Garment SOS Kit
Save yourself from wardrobe malfunctions with these quick style fixing tools.
- Mini sewing kit (although many hotels do provide these)
- Fabric patches
- Fabric pens - disguise stains, bleach marks and other discolouration
- Fabric adhesive tape (the no-sew solution for wardrobe emergencies)
- Wet wipes (for freshening up garments on the go, for polishing shoes, and cleaning bags/luggage. Of course, they can also be used as a hand wipe and for removing make-up)
- Foldable shoes (small, lightweight flats that you can easily slip into at any time)
- Garment guards (protect your modesty and your garments from sweat patches on your clothes when in hot climates) – STYLE SECRET: these are a favourite among the attendees of red carpet events!
- A waterproof cape to protect you from the rain is also a very small and convenient essential!
4 Ways to Repair Clothes with Fabric Patches
Here are 4 ways to repair clothes with fabric patches – (methods I’ve came up with so far!)
- Fix holes, i.e. in denim etc.
Place the fabric patch over the hole and cover up holes in the fabric.
- Cover stains
Have an ugly stain on your clothing that can’t be disguised using fabric pens? Use fabric patches instead. Scroll down to see my tutorial.
- Revive ripped/distressed jeans and start again
Distressed jeans are great until you put your foot through one of the rips, which then turns into a hole. If you’re not a fan of the overly distressed look, where your jeans contain huge holes rather than subtle tears, patching them up and starting over might appeal to you.
- Adjust the size of the garment - taking something in or out. Cutting open a garment and inserting a fabric swatch is a quick and easy method of taking out an items of clothing that is too small.
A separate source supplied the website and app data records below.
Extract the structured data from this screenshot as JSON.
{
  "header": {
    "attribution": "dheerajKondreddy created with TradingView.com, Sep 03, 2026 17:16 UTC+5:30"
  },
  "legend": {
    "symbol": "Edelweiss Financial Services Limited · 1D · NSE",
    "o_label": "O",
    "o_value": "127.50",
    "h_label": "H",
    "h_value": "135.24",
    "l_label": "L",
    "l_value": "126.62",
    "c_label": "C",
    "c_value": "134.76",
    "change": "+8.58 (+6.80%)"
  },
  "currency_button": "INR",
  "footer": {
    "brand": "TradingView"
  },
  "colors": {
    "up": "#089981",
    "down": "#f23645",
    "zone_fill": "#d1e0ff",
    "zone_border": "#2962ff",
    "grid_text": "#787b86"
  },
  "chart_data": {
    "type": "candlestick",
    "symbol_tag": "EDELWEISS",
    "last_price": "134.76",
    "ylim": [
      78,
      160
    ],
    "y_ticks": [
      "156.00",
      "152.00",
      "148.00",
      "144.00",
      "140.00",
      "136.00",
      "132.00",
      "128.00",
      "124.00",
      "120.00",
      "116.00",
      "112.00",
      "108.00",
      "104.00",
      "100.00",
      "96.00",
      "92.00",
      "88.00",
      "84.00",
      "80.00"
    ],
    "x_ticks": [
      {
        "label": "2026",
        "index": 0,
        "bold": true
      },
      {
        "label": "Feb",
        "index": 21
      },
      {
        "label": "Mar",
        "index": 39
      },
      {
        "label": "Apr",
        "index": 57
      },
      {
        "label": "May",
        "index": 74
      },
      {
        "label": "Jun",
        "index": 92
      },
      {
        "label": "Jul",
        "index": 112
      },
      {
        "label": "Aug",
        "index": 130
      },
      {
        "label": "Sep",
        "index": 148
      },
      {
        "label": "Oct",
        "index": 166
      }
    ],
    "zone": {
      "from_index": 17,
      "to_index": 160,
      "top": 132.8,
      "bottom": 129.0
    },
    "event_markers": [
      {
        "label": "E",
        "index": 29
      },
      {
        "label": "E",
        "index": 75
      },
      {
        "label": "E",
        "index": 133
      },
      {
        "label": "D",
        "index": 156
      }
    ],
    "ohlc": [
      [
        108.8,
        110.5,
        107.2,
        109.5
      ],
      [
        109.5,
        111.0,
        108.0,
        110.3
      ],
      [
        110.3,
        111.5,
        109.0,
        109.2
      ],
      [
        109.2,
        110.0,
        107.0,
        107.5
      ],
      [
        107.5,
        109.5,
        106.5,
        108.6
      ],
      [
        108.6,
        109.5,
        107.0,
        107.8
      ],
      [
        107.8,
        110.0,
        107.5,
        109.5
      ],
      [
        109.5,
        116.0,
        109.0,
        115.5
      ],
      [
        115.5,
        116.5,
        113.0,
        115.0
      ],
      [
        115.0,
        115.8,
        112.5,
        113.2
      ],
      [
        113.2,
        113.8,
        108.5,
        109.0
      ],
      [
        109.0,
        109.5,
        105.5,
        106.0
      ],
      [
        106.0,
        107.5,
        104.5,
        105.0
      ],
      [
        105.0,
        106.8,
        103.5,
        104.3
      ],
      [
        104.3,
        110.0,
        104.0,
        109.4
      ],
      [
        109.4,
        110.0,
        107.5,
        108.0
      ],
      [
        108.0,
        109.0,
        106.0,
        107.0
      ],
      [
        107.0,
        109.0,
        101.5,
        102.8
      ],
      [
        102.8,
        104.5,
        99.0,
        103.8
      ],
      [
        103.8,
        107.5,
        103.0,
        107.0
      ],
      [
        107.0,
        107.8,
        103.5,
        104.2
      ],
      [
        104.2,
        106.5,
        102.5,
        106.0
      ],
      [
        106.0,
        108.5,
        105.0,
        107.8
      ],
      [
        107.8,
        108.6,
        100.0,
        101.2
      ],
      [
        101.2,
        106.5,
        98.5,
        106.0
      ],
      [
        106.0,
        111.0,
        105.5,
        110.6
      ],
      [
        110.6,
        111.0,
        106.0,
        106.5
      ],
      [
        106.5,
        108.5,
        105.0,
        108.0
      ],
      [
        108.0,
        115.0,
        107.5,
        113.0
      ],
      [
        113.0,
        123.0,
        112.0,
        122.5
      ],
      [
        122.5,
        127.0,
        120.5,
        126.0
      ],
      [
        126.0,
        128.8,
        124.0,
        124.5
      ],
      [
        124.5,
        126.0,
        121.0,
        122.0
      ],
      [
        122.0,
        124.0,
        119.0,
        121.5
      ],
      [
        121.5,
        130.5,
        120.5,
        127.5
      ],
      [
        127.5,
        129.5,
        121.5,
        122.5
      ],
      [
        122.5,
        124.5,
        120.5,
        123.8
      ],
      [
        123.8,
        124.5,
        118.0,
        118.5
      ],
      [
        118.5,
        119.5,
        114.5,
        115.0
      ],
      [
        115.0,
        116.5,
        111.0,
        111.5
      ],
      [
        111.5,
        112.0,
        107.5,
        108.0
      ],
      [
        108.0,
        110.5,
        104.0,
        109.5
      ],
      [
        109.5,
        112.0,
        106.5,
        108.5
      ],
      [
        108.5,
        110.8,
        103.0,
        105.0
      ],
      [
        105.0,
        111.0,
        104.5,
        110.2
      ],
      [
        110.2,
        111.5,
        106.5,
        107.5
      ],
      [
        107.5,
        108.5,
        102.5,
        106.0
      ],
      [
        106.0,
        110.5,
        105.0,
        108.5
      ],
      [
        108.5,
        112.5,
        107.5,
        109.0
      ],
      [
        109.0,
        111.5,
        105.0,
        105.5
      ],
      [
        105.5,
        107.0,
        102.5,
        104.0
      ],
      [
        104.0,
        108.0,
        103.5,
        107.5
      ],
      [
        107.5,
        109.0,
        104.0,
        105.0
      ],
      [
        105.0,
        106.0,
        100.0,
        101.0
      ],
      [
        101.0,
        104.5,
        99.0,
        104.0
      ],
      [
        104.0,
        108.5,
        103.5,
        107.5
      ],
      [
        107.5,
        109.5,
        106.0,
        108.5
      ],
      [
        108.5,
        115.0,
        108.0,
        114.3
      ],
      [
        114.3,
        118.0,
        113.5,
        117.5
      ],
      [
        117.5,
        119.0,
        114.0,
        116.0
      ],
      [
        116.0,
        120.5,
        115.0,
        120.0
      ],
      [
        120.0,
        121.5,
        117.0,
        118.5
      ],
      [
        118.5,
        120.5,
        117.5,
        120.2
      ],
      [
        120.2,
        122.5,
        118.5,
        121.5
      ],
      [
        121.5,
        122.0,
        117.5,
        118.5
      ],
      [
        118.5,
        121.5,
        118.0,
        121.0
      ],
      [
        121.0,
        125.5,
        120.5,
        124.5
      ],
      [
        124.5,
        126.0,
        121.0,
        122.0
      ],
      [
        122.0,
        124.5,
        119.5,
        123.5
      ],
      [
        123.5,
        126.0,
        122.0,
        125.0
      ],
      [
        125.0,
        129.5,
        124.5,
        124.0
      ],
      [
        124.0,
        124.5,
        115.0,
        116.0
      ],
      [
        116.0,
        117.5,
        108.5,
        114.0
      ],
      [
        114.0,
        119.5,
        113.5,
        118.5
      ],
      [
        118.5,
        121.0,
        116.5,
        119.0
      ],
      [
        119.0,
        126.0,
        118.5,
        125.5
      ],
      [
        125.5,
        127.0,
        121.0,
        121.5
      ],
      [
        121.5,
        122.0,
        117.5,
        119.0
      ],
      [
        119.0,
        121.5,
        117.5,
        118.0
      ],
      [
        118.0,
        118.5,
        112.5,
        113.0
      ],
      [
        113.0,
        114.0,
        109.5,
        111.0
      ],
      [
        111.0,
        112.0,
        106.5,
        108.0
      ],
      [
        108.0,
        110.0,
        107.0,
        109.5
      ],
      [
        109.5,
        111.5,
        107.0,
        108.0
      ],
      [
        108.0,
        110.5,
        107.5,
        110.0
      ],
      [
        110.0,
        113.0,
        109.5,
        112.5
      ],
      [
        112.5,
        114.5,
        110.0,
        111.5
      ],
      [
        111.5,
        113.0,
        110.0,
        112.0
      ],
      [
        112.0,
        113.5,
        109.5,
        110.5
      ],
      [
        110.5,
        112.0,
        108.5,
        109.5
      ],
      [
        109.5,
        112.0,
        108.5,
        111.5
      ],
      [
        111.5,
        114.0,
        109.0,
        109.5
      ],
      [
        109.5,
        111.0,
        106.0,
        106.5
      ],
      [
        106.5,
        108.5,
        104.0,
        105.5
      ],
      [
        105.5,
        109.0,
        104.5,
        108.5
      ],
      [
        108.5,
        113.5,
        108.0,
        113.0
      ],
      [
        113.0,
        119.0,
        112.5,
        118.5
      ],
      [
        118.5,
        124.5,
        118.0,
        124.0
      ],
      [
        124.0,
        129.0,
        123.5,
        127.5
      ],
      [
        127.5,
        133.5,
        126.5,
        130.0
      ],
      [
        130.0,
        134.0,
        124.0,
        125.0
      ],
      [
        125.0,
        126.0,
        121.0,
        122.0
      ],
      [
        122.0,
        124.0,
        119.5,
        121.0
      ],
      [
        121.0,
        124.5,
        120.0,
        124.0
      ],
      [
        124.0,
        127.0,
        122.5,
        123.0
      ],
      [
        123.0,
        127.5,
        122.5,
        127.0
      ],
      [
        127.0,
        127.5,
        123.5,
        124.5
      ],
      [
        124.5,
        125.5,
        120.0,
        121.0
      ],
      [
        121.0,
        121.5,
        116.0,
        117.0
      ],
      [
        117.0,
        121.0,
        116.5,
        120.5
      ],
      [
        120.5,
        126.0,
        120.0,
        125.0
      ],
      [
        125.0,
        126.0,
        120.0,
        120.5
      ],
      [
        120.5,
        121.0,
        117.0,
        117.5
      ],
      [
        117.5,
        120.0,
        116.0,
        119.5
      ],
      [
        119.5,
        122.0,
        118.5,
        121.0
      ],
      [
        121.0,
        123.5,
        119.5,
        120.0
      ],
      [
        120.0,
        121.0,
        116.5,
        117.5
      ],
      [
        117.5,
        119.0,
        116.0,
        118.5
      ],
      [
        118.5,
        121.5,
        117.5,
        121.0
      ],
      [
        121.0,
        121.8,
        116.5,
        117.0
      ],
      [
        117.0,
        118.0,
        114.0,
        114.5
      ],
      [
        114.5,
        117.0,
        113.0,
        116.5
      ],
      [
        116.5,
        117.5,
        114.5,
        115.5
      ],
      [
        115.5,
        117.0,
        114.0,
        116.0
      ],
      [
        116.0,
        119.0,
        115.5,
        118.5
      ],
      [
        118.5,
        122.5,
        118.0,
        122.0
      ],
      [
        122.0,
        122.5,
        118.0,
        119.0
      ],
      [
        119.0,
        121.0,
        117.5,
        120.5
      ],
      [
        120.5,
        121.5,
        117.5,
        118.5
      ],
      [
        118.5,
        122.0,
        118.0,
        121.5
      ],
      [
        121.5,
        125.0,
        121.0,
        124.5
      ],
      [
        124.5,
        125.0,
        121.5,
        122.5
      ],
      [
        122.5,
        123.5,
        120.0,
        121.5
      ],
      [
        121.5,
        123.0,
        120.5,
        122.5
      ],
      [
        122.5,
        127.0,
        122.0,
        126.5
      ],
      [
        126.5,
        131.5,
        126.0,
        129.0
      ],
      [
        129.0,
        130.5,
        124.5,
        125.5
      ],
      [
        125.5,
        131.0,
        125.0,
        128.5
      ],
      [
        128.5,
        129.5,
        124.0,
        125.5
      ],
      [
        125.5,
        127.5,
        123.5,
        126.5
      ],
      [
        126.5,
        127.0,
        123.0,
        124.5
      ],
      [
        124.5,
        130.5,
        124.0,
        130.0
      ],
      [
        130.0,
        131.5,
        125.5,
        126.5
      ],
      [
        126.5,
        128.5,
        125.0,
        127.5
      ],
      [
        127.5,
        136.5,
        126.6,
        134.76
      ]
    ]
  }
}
On the other hand, pinching fabric together to take a garment in, securing the two sides with an ironed-on fabric patch will make your clothing item smaller instantly.
How to Repair Clothes with Fabric Patches & Remove Stains
A couple of years ago I bought these lovely pair of chinos. Shortly afterwards, I sat down on a newly varnished bench, not knowing that the bench wasn’t completely dry. The damage could have been worse, but I was still very annoyed to find that some of the wet varnish had transferred on to the back of my trousers. I tried every suggested stain removal hack but nothing seemed to work, so I left it and still continued to wear them. Last week when I wore them for the first time this year, I decided to attempt to remove the stains again. I had a brilliant (read: stupid) idea to apply bleach to the affected areas using a cotton bud for more accurate precision. Instead of removing the orangey-brown varnish marks, the bleach instead left pink bleach batches all over the beige chino trousers. Hastily, I slapped on a load of coconut oil (yeah, what was I thinking?!) to see if that would remove the bleach marks because you know, coconut oil is such a great cure for most things. But sadly, no. Not only did the coconut oil not remove the bleach, it left unsightly oil stains all over the trousers! Knowing how terrible grease stains are to remove, I cannot believe I purposefully created them! Anyway, the grease stains were easier to remove, thanks to a little dish washing liquid. So instead, I decided to cover up the varnish and bleach marks with fabric patches.